Client-Side Rate Limiting

Often, an organization may enforce a strict limit on the number of requests a client can make to their public API within a fixed time period (e.g., 15 calls every 15 minutes) to help prevent denial-of-service (DoS) attacks and other issues caused by misbehaving clients. On the client-side, we can avoid exceeding these server-side limits by imposing our own rate limit.

The @ratelimit decorator enforces a constraint of X calls every Y seconds:

from uplink import ratelimit, Consumer, get

class GitHub(Consumer):
   @ratelimit(calls=15, period=900)  # 15 calls every 15 minutes.
   @get("user/{username}")
   def get_user(self, username):
      """Get user by username."""

When the consumer reaches the limit, it will wait until the next period before executing any subsequent requests. For blocking HTTP clients, such as Requests, this means the main thread is blocked until then. On the other hand, using a non-blocking client, such as aiohttp, enables you to continue making progress elsewhere while the consumer waits for the current period to lapse.

Alternatively, you can fail fast when the limit is exceeded by setting the raise_on_limit argument:

class GitHub(Consumer):
   # Raise Exception when the client exceeds the rate limit.
   @ratelimit(calls=15, period=900, raise_on_limit=Exception)
   @get("user/{username}")
   def get_user(self, username):
      """Get user by username."""

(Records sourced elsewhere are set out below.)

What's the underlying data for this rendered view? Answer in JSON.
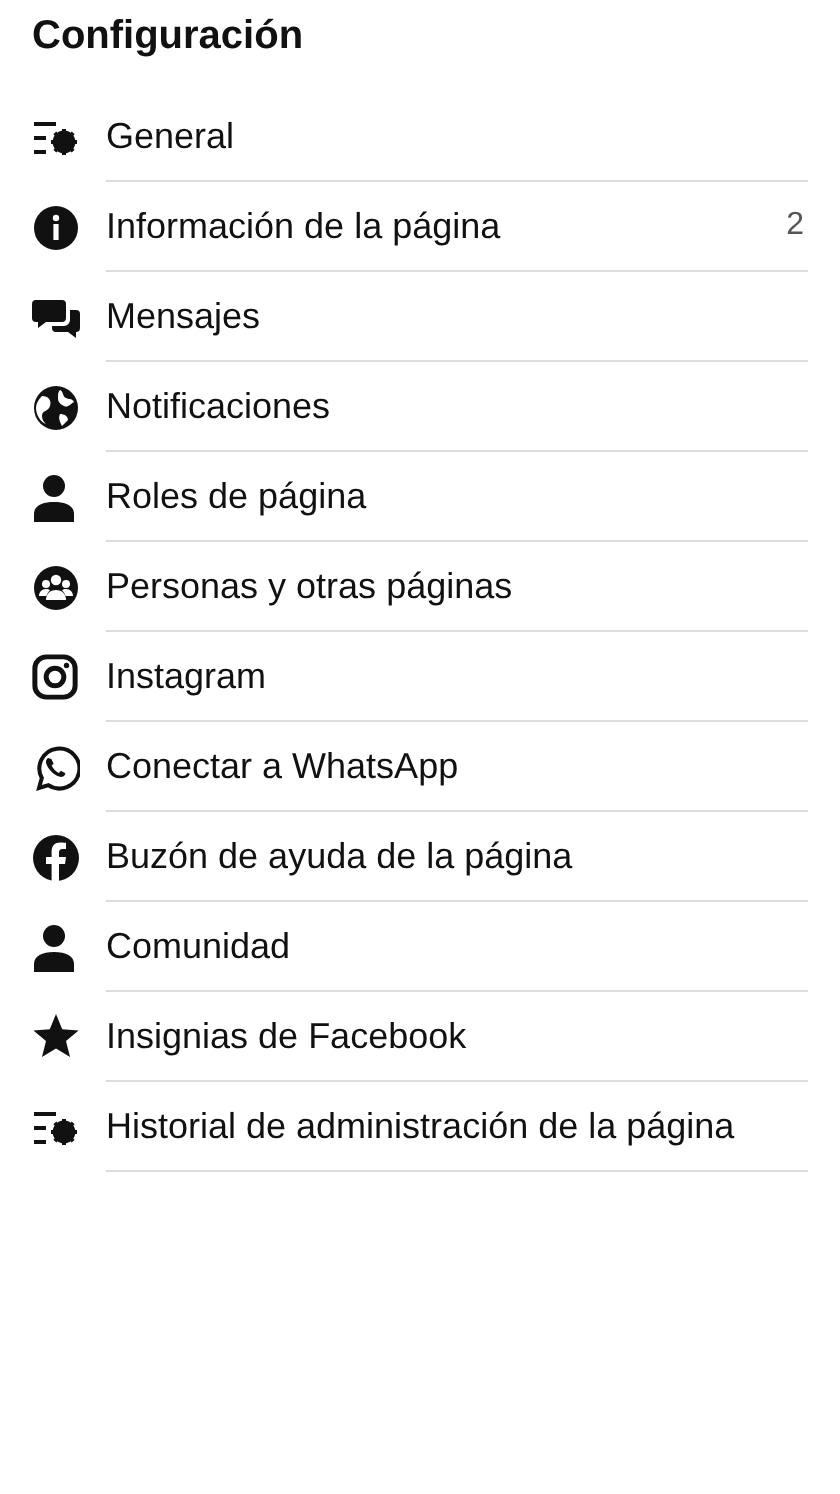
{
  "title": "Configuración",
  "items": [
    {
      "kind": "settings",
      "label": "General"
    },
    {
      "kind": "info",
      "label": "Información de la página",
      "count": "2"
    },
    {
      "kind": "chat",
      "label": "Mensajes"
    },
    {
      "kind": "globe",
      "label": "Notificaciones"
    },
    {
      "kind": "person",
      "label": "Roles de página"
    },
    {
      "kind": "group",
      "label": "Personas y otras páginas"
    },
    {
      "kind": "instagram",
      "label": "Instagram"
    },
    {
      "kind": "whatsapp",
      "label": "Conectar a WhatsApp"
    },
    {
      "kind": "facebook",
      "label": "Buzón de ayuda de la página"
    },
    {
      "kind": "person",
      "label": "Comunidad"
    },
    {
      "kind": "star",
      "label": "Insignias de Facebook"
    },
    {
      "kind": "settings",
      "label": "Historial de administración de la página"
    }
  ]
}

Like other Uplink decorators, you can decorate a Consumer subclass with @ratelimit to add rate limiting to all methods of that class.